**Activity**
Gather the lines below that include the string "tương", copying each in full.

**Supplied material**
****
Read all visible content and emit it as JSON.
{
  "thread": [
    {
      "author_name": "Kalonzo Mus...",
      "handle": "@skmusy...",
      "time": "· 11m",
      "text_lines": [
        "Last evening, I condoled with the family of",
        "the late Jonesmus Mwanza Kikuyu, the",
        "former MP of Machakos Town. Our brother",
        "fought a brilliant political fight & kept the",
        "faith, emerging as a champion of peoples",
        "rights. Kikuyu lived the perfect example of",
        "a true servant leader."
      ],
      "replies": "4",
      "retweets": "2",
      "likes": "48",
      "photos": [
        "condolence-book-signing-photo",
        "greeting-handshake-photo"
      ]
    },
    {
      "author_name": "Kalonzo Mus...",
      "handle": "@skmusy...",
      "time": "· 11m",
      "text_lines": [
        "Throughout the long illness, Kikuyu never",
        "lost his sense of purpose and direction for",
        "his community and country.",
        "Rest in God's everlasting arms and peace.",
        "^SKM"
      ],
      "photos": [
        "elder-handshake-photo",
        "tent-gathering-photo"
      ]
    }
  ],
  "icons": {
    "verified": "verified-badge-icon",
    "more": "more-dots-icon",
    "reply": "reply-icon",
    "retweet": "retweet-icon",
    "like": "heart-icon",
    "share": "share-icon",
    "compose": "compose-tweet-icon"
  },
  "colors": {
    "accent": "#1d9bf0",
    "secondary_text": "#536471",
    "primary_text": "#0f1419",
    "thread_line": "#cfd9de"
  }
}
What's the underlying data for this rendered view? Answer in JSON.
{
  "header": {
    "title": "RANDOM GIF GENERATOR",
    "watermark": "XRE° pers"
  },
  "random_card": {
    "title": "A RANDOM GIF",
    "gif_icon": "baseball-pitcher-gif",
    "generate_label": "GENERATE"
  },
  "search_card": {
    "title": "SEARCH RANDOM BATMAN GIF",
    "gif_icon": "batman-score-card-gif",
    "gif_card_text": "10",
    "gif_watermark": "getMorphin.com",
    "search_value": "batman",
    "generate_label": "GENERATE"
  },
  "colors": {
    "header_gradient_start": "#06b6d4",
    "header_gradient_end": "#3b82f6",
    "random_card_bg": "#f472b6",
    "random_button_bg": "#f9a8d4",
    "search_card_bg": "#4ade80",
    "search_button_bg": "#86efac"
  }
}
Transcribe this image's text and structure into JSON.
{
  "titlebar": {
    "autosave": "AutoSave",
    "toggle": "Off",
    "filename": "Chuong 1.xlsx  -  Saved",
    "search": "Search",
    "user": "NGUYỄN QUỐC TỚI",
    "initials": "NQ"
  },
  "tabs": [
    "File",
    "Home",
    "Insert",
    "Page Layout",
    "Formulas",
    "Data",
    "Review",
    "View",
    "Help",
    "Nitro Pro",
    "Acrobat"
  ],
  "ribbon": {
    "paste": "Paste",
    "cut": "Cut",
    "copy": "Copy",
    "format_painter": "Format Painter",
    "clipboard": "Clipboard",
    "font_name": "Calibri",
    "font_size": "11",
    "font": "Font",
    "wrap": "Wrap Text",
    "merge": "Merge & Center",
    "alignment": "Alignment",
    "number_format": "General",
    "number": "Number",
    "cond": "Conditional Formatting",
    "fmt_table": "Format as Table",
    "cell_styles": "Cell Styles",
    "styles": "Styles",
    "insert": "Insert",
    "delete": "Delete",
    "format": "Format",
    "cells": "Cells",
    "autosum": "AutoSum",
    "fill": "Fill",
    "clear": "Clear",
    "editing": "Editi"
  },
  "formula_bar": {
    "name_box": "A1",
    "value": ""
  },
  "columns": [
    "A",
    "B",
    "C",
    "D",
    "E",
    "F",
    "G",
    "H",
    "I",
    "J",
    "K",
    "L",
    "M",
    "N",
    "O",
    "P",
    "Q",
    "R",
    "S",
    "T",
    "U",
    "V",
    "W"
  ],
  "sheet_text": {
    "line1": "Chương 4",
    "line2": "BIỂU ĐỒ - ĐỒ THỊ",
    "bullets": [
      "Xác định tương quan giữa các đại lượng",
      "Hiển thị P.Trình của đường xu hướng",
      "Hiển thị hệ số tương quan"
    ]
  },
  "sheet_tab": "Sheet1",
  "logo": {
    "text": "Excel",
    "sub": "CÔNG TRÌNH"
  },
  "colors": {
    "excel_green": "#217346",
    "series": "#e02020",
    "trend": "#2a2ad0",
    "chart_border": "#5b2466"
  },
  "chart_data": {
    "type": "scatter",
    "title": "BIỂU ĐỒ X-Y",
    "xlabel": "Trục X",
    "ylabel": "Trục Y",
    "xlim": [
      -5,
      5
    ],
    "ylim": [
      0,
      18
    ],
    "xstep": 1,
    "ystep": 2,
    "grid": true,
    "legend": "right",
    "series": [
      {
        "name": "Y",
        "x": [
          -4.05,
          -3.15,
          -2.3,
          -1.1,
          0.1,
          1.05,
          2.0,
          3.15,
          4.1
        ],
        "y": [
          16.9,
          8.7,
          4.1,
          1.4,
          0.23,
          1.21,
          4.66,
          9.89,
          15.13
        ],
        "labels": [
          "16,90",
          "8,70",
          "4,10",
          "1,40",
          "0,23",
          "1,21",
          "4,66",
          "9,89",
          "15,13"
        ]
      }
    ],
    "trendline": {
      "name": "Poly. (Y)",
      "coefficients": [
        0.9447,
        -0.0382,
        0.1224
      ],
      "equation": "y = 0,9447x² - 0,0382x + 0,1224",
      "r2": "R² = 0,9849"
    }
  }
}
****
**Exercise response**
      "Xác định tương quan giữa các đại lượng",
      "Hiển thị hệ số tương quan"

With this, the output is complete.